In areas with poor sanitation, tapeworm eggs contained in food or water are ingested and the larva are liberated in the small intestine. They then migrate through the intestinal wall to various tissues, including the brain, where they encyst. This cysticercus produces disease by functioning as a space occupying mass.
Cerebrospinal cysticercosis can result in seizure disorders or other focal neurologic signs. Cysticercosis is the most common cause of such findings in some Latin American countries.
Aiding in the diagnosis and confirmation of cysticercosis
A positive Western blot suggests the presence of cysticercosis.

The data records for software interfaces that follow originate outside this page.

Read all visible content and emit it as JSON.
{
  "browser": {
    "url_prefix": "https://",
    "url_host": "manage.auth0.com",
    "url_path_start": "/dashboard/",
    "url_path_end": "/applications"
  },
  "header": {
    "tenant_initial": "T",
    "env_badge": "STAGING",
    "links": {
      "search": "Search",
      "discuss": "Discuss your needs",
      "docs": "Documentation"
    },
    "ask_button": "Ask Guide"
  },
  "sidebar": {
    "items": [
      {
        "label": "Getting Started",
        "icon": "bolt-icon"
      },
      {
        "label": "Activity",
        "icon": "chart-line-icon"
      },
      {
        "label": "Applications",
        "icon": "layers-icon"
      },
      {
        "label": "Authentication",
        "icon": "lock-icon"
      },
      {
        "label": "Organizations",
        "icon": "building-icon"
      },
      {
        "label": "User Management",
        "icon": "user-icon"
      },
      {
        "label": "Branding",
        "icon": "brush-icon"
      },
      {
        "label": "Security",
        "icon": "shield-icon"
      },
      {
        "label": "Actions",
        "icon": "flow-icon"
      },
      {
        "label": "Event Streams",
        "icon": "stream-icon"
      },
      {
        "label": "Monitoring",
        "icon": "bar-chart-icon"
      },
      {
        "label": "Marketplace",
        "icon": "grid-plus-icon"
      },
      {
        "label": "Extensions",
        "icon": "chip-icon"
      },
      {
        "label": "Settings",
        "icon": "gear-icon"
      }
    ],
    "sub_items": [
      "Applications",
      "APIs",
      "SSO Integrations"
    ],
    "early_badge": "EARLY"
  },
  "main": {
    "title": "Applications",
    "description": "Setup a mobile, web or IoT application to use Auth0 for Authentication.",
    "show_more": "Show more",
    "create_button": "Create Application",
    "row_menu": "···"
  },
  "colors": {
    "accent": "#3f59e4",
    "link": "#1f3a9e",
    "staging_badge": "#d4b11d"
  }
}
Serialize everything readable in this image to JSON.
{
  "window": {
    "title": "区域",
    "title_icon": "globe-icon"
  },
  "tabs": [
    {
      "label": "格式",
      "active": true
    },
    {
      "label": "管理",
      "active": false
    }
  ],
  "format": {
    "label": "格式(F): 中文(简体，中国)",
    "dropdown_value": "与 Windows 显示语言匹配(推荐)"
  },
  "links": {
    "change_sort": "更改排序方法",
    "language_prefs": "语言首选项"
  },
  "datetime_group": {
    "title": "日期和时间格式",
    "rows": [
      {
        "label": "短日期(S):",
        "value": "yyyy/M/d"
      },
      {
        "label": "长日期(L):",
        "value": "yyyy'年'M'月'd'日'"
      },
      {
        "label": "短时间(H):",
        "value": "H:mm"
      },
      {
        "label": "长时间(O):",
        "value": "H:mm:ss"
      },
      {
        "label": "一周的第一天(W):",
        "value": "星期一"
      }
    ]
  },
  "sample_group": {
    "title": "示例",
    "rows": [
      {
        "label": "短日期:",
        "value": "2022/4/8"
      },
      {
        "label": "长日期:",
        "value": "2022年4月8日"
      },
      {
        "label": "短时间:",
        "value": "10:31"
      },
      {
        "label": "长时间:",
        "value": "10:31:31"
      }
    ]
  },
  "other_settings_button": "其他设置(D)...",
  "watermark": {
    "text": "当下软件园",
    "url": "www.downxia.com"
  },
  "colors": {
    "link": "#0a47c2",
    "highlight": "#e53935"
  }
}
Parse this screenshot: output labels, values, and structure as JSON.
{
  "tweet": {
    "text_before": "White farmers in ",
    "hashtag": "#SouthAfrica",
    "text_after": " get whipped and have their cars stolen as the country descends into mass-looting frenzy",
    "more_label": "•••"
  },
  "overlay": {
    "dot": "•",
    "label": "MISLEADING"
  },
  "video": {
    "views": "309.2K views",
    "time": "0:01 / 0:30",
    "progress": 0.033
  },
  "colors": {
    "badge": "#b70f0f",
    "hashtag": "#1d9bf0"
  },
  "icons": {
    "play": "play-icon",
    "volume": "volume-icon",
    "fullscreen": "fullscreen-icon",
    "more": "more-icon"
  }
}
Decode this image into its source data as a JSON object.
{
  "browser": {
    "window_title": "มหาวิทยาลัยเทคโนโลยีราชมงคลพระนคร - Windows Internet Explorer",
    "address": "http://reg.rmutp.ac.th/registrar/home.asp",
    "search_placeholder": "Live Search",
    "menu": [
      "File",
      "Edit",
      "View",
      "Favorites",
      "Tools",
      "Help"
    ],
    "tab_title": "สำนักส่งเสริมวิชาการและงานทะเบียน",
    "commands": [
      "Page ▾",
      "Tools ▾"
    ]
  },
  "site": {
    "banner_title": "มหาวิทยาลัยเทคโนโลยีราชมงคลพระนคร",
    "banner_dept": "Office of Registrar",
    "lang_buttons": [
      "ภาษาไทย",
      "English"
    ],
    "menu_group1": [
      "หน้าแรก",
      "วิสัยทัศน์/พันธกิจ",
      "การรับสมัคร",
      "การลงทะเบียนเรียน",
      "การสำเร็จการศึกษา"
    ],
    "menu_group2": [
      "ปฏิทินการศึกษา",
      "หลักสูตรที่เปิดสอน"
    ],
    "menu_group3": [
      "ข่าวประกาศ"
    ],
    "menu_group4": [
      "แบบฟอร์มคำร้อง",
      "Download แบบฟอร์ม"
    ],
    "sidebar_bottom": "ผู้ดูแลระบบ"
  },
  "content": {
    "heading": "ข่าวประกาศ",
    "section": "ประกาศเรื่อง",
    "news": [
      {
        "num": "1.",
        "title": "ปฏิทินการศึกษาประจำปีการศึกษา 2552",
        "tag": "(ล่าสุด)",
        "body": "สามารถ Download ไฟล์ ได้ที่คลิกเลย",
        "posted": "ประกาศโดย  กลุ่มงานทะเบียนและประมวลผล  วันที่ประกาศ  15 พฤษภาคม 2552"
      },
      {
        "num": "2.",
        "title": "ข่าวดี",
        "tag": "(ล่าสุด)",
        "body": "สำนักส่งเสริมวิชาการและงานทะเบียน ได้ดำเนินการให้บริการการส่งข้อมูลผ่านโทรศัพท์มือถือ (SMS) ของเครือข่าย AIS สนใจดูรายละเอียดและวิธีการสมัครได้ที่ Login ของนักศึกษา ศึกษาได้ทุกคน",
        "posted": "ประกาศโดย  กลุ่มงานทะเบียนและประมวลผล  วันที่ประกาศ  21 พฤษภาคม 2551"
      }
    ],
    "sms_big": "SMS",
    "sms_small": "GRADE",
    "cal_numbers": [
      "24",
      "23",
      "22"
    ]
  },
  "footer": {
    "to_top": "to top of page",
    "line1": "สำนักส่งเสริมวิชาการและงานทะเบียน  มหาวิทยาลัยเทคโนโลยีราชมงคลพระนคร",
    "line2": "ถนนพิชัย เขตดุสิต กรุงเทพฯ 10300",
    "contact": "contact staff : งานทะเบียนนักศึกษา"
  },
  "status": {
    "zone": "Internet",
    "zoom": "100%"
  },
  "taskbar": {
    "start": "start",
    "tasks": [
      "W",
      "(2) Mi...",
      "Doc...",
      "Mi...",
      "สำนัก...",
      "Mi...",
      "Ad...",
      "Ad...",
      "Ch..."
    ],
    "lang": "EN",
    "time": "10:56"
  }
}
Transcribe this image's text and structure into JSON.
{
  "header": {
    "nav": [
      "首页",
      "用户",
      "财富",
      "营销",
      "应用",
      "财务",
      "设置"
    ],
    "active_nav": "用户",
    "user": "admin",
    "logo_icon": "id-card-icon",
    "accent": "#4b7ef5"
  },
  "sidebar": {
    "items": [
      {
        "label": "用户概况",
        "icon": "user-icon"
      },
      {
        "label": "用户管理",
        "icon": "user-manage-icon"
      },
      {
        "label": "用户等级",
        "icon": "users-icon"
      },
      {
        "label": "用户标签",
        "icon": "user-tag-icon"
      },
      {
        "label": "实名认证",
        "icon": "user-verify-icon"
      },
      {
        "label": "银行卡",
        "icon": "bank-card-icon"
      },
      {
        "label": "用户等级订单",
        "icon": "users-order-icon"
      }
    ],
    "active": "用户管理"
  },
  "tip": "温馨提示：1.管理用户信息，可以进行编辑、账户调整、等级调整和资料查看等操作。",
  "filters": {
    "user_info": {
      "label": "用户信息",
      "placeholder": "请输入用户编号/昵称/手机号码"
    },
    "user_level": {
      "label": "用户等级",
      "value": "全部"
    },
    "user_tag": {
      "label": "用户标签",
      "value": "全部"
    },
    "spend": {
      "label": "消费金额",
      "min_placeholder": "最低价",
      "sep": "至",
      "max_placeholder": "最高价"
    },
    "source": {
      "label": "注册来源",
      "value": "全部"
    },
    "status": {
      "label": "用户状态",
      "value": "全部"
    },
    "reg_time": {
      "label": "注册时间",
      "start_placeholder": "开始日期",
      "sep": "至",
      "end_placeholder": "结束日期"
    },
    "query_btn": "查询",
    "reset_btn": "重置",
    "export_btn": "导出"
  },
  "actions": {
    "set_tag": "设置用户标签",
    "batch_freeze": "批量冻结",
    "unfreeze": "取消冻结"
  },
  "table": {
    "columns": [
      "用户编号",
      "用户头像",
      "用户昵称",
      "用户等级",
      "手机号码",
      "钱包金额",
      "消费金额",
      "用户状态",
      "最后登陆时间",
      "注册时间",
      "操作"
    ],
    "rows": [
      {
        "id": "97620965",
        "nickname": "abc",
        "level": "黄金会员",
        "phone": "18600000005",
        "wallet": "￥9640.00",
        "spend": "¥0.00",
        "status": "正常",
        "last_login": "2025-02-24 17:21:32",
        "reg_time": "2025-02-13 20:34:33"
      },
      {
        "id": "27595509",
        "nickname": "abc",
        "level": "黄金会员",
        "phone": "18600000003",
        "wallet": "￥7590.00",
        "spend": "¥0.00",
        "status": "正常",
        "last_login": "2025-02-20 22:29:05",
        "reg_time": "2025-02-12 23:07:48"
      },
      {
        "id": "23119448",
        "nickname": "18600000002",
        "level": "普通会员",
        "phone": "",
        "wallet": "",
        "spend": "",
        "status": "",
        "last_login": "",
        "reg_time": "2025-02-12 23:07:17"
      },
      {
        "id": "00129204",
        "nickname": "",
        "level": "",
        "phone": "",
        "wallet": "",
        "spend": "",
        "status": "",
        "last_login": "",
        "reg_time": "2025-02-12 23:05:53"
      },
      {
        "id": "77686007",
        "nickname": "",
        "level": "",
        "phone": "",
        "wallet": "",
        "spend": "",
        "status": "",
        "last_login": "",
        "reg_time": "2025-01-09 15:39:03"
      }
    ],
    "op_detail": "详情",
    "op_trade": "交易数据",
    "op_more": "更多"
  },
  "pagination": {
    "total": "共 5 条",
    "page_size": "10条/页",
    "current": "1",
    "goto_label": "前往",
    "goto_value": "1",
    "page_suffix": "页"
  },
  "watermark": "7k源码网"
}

A single positive antibody result only indicates previous immunological exposure. Antibody response is highly variable in regard to cyst location and each individual.
A negative test result does not necessarily rule-out infection. Patients with a single enhancing or calcified parenchymal cyst can be negative.
Test results should be used in conjunction with clinical evaluation and information.
1. Diaz F, Garcia HH, Gilman RH, et al: Epidemiology of taeniasis and cysticercosis in a Peruvian village. Am J Epidemiol 1992 Apr 15;135(8):875-882
2. Flisser A: Taeniasis and cysticercosis due to Taenia solium. Prog Clin Parasitol 1994;4:77-116